He is baseball's ultimate leadoff hitter, its definitive No. 1 starter, the first name penciled on history's all-time lineup card.
Now he'd settle for a job.
After spending a roller-coaster career as baseball's alphabetic ace, he is hoping to become a Dodgers reliever.
"I'd like to be known for something more than my last name," he says with a grin.
That name is the first one listed in the game’s annals, ahead of
"I want to work hard, throw hard and sign as many autographs as people need," he says. "Although at this point, I've signed so many, I don't see how they can be of any value."
The perspective that players such as Aardsma bring to
"When a guy like this makes it, it sort of energizes everybody," says Farhan Zaidi, the Dodgers' general manager. "I mean, everybody loves a good story, right?"
Even by baseball's nomadic standards, Aardsma's story is a doozy.
Since being selected in the first round of the 2003 draft by the
He has played for the
"I guess I've been around, huh?" he says.
One season he played for three teams in three different time zones, from Mesa, Ariz., to Jackson, Tenn., to Norwich, Conn. He has played in ballparks within shouting distance of the real Statue of Liberty (Staten Island) and the fake Statue of Liberty (Las Vegas). He has driven a Lincoln Navigator while playing for the Norwich Navigators.
He has broken more apartment leases than bats, has more caps than Foot Locker, has been traded four times for a total of three major league players, has played in every current major league park and, you know what, let's just let him tell it:
"Let's see, I've been a Lugnut, a Pawsox, a Knight, a Giant, a Grizzly, a Cub, a Navigator, a Redbird, a Zephyr and a Diamond Jaxx," he says. "Among others."
Now, five injury-plagued years after he saved 69 games in two seasons with the
Yeah, it wasn't even easy for him to get a spring training locker, as he had to first throw for a couple of dozen scouts on a mound outside a gym in Tempe, Ariz., in hopes that someone would give him a shot.
"It was really, really nervous, like my whole career was being decided at that one spot," he recalls. "I threw for 10 minutes, about half the guys left, and I'm like, 'Ohhhh.'"
The Dodgers stuck around.
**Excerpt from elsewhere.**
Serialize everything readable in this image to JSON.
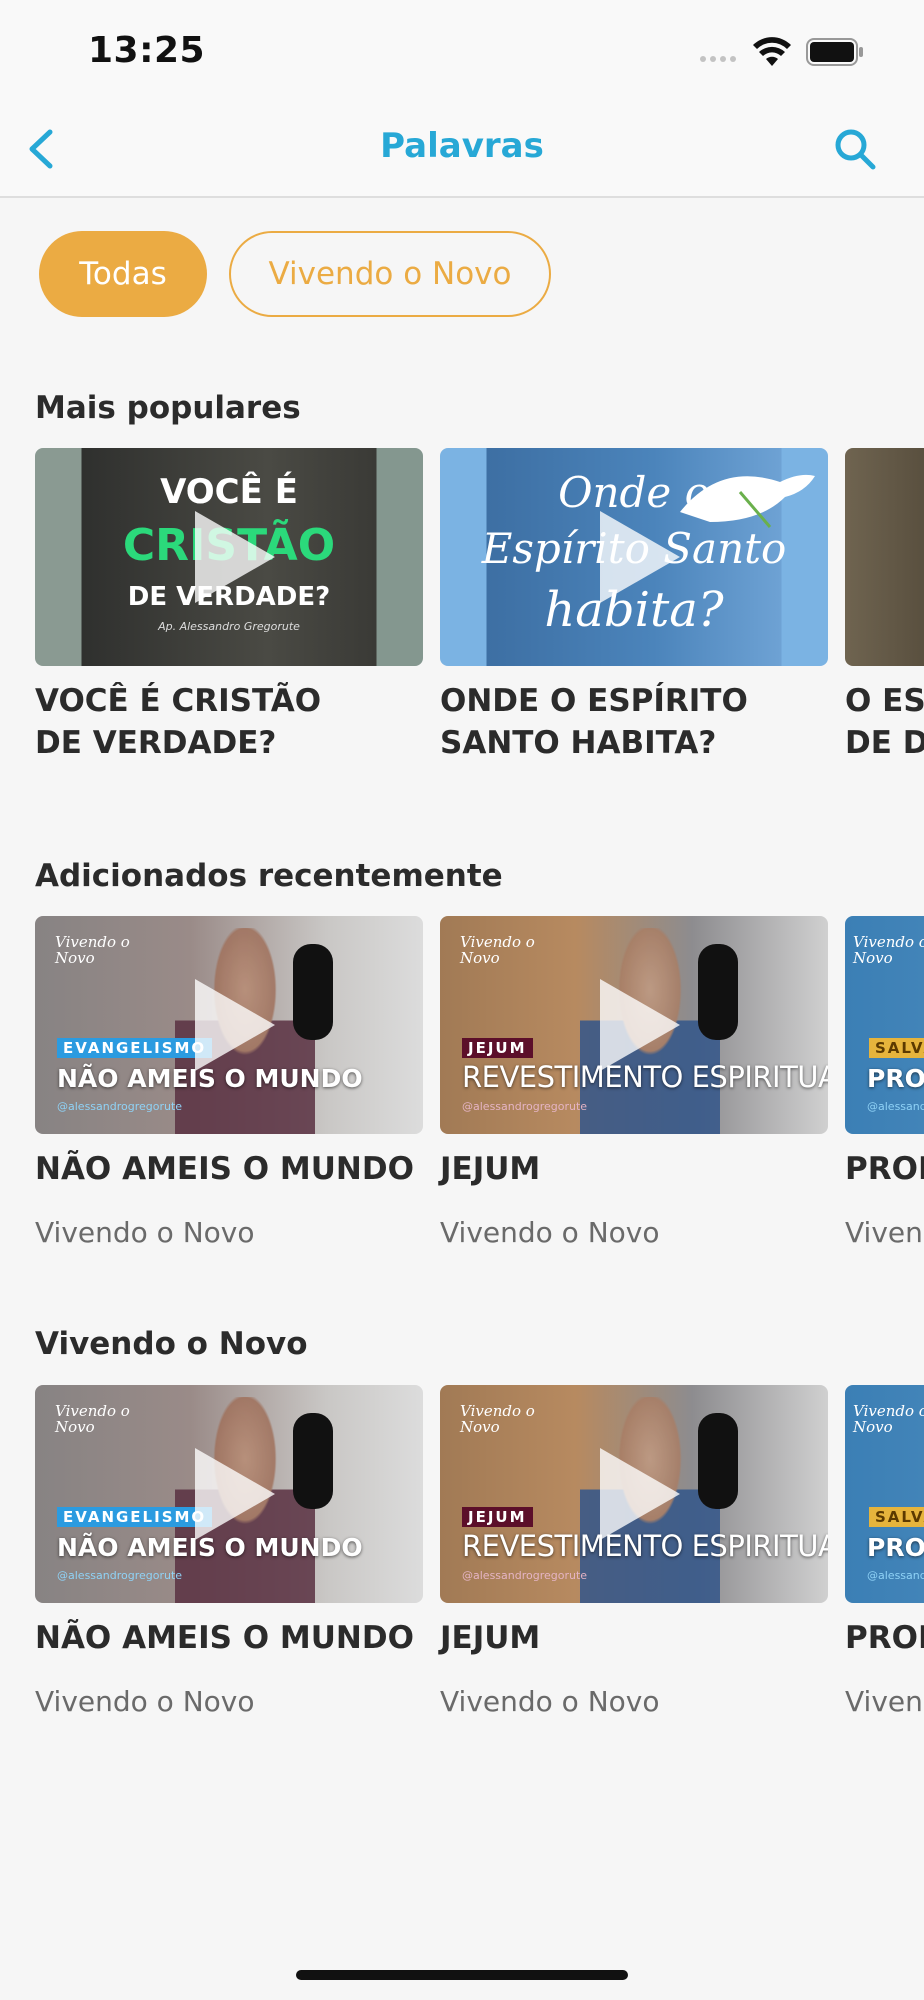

They loved his numbers last year for the
"Last year he was one of the best triple-A pitchers in baseball, he spent the winter working with a biomechanics group with which we have some familiarity, and now we think he has a chance to make an impact," says Zaidi.
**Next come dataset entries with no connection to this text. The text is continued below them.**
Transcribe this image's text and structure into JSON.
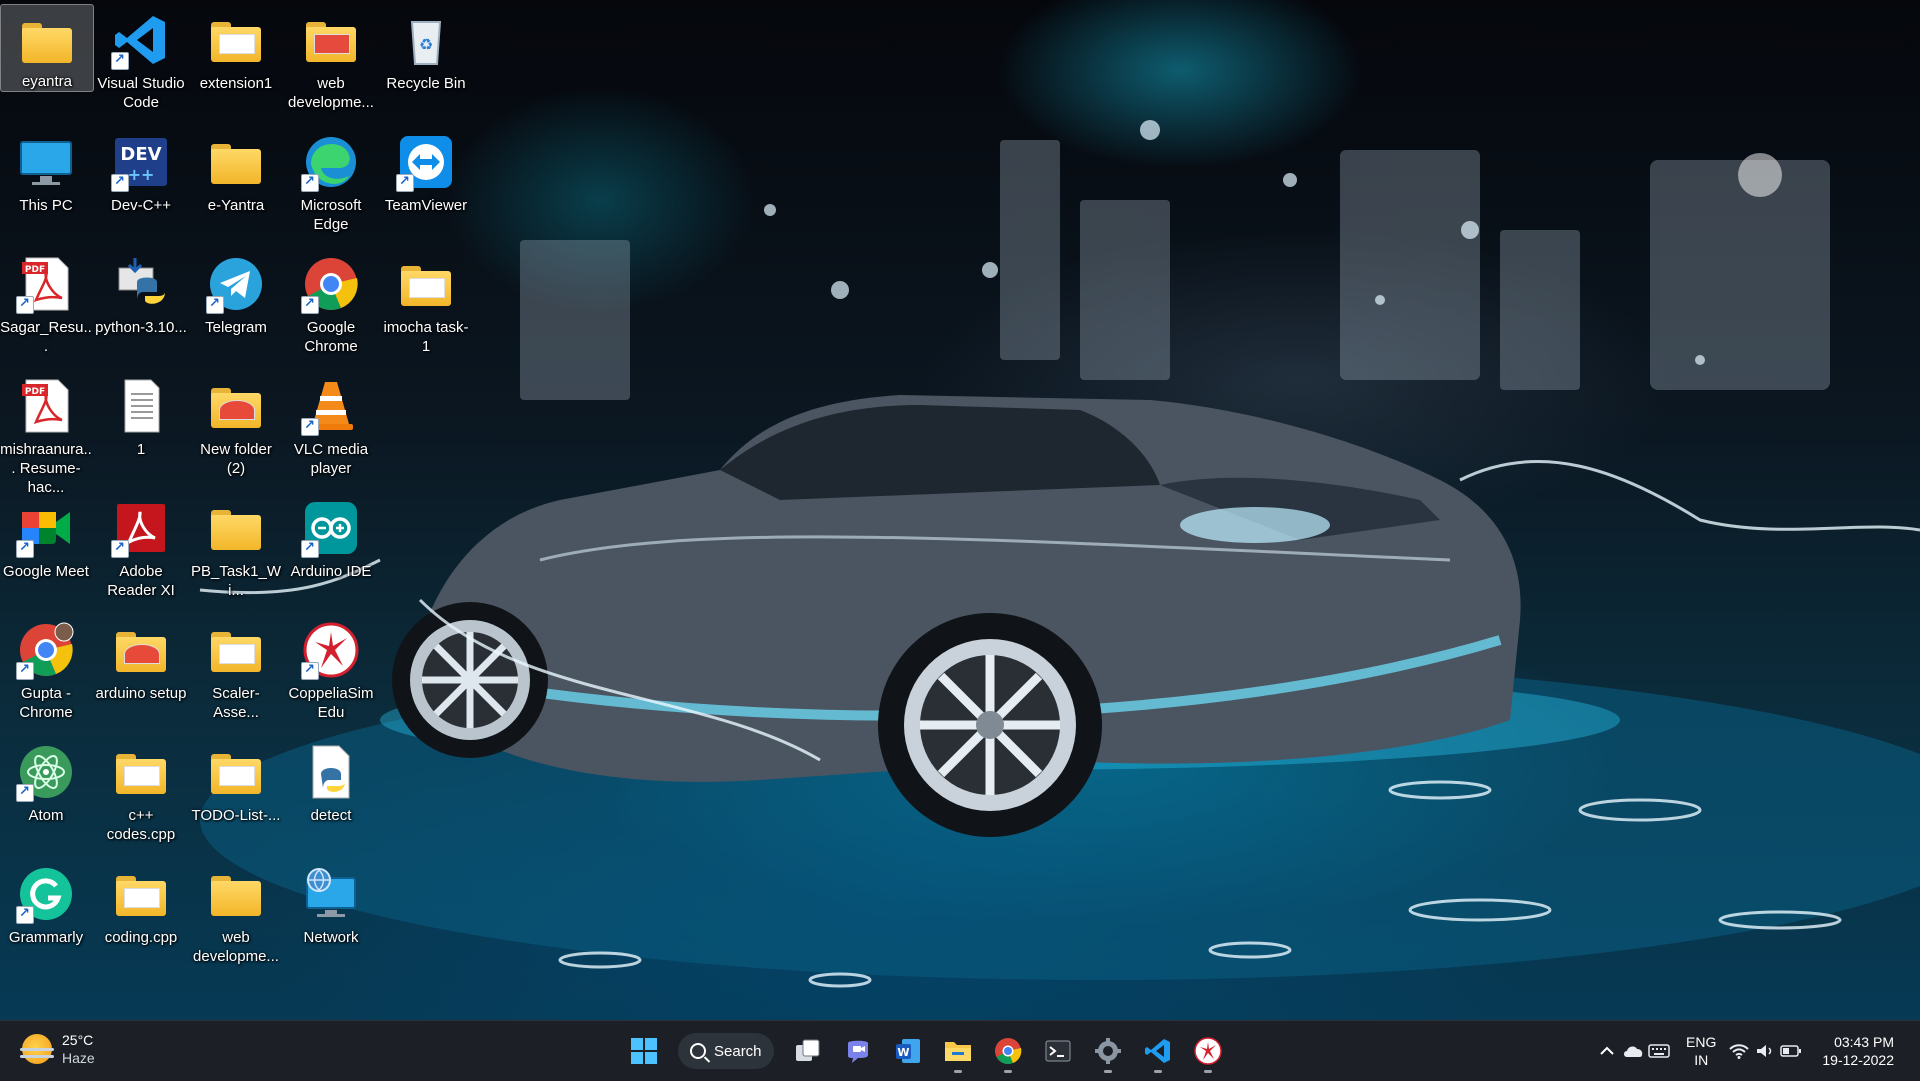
{
  "desktop": {
    "icons": [
      {
        "label": "eyantra",
        "icon": "folder-icon"
      },
      {
        "label": "Visual Studio Code",
        "icon": "vscode-icon"
      },
      {
        "label": "extension1",
        "icon": "folder-icon"
      },
      {
        "label": "web developme...",
        "icon": "folder-icon"
      },
      {
        "label": "Recycle Bin",
        "icon": "recycle-bin-icon"
      },
      {
        "label": "This PC",
        "icon": "monitor-icon"
      },
      {
        "label": "Dev-C++",
        "icon": "devcpp-icon"
      },
      {
        "label": "e-Yantra",
        "icon": "folder-icon"
      },
      {
        "label": "Microsoft Edge",
        "icon": "edge-icon"
      },
      {
        "label": "TeamViewer",
        "icon": "teamviewer-icon"
      },
      {
        "label": "Sagar_Resu...",
        "icon": "pdf-icon"
      },
      {
        "label": "python-3.10...",
        "icon": "python-installer-icon"
      },
      {
        "label": "Telegram",
        "icon": "telegram-icon"
      },
      {
        "label": "Google Chrome",
        "icon": "chrome-icon"
      },
      {
        "label": "imocha task-1",
        "icon": "folder-icon"
      },
      {
        "label": "mishraanura... Resume-hac...",
        "icon": "pdf-icon"
      },
      {
        "label": "1",
        "icon": "text-file-icon"
      },
      {
        "label": "New folder (2)",
        "icon": "folder-icon"
      },
      {
        "label": "VLC media player",
        "icon": "vlc-icon"
      },
      {
        "label": "Google Meet",
        "icon": "google-meet-icon"
      },
      {
        "label": "Adobe Reader XI",
        "icon": "adobe-reader-icon"
      },
      {
        "label": "PB_Task1_Wi...",
        "icon": "folder-icon"
      },
      {
        "label": "Arduino IDE",
        "icon": "arduino-icon"
      },
      {
        "label": "Gupta - Chrome",
        "icon": "chrome-icon"
      },
      {
        "label": "arduino setup",
        "icon": "folder-icon"
      },
      {
        "label": "Scaler-Asse...",
        "icon": "folder-icon"
      },
      {
        "label": "CoppeliaSim Edu",
        "icon": "coppeliasim-icon"
      },
      {
        "label": "Atom",
        "icon": "atom-icon"
      },
      {
        "label": "c++ codes.cpp",
        "icon": "folder-icon"
      },
      {
        "label": "TODO-List-...",
        "icon": "folder-icon"
      },
      {
        "label": "detect",
        "icon": "python-file-icon"
      },
      {
        "label": "Grammarly",
        "icon": "grammarly-icon"
      },
      {
        "label": "coding.cpp",
        "icon": "folder-icon"
      },
      {
        "label": "web developme...",
        "icon": "folder-icon"
      },
      {
        "label": "Network",
        "icon": "network-icon"
      }
    ]
  },
  "taskbar": {
    "weather": {
      "temp": "25°C",
      "condition": "Haze"
    },
    "search_label": "Search",
    "pinned": [
      "task-view-icon",
      "teams-chat-icon",
      "word-icon",
      "file-explorer-icon",
      "chrome-icon",
      "terminal-icon",
      "settings-icon",
      "vscode-icon",
      "app-icon"
    ],
    "tray": {
      "lang_top": "ENG",
      "lang_bottom": "IN",
      "time": "03:43 PM",
      "date": "19-12-2022"
    }
  },
  "colors": {
    "taskbar": "#1c2026",
    "accent": "#0078d4",
    "folder": "#f2b629"
  }
}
He finally signed a Dodgers contract just a couple of days before camp began. He was so thrilled, he broke the news himself on his Twitter account: "Excited to be with the @Dodgers this season. Should be a great year!" he wrote.
If nothing else, Aardsma is happy that, for at least the next month, he might actually stay in one spot. This is why, after his bullpen work early in camp, he was the one guy who would pound gloves with his catcher, thank the pitching coaches, thank the observing scouts, put an arm around anyone within reaching distance.
Says Zaidi: "We make a priority of going up to different players and introducing ourselves, but David was a guy who actively sought us out, and you have to love it. It's a very disarming trait."
Says Aardsma: "I've learned this is special, this isn't forever, you have to do this with a smile."
He's learned the hard way, literally leaving pieces of himself at ballparks from coast to coast.
"At the end of every season, I box up a bunch of stuff and bring it to the clubhouse and just drop it there if anyone wants it," he says. "There's a part of me everywhere."
In his first professional season, which included a brief stint with the major league Giants, he was sent to the minor leagues seven times. Two seasons later, he was sent down six times.
One time he was sent down while jogging in the outfield before a game. "I hear this voice from the dugout, 'Hey Aardsma!' and, oh man, I just knew," he says.
Another time he was summoned and sent down while he was hanging out with his family after a game. "Pretty sad," he says.
What has kept him going is the other type of move — the glorious times he was promoted. Once, it happened in the middle of a flight from Memphis to Tacoma, Wash.
"We landed, my phone blew up, they told me to grab my bags and get back on a flight to Miami," he recalls. "Now, that was a great day."
He has found stability with a wife and two children in his permanent home in Scottsdale, Ariz. But, appropriately, even that didn't come easy. He met wife Andrea when he heard her heckling him during a bullpen session at spring training in Mesa.
"She was just wearing me out, telling me to get back to the bench, all kinds of stuff," he recalls. So finally I just had to ask her out, you know?"
Of course. After all these years, Aardsma's family and baseball are permanently intertwined. On his back are tattoos of the handprints of his children, 4-year-old D.Z. and 2-year-old J.D.
"I know I've been everywhere, but I'm always in the same place up here," he says, tapping his head, referring to his constant feeling of stability.
He does keep one souvenir of his career, handed to him by a bullpen cop in Cleveland. It's a pendant he stores in his glasses case and carries with him everywhere.
It is a medal of St. Christopher, the patron saint of travelers.
"Guys are always asking me if I played for a certain team," Aardsma says with a smile. "If I haven't, I say, 'Not yet.'"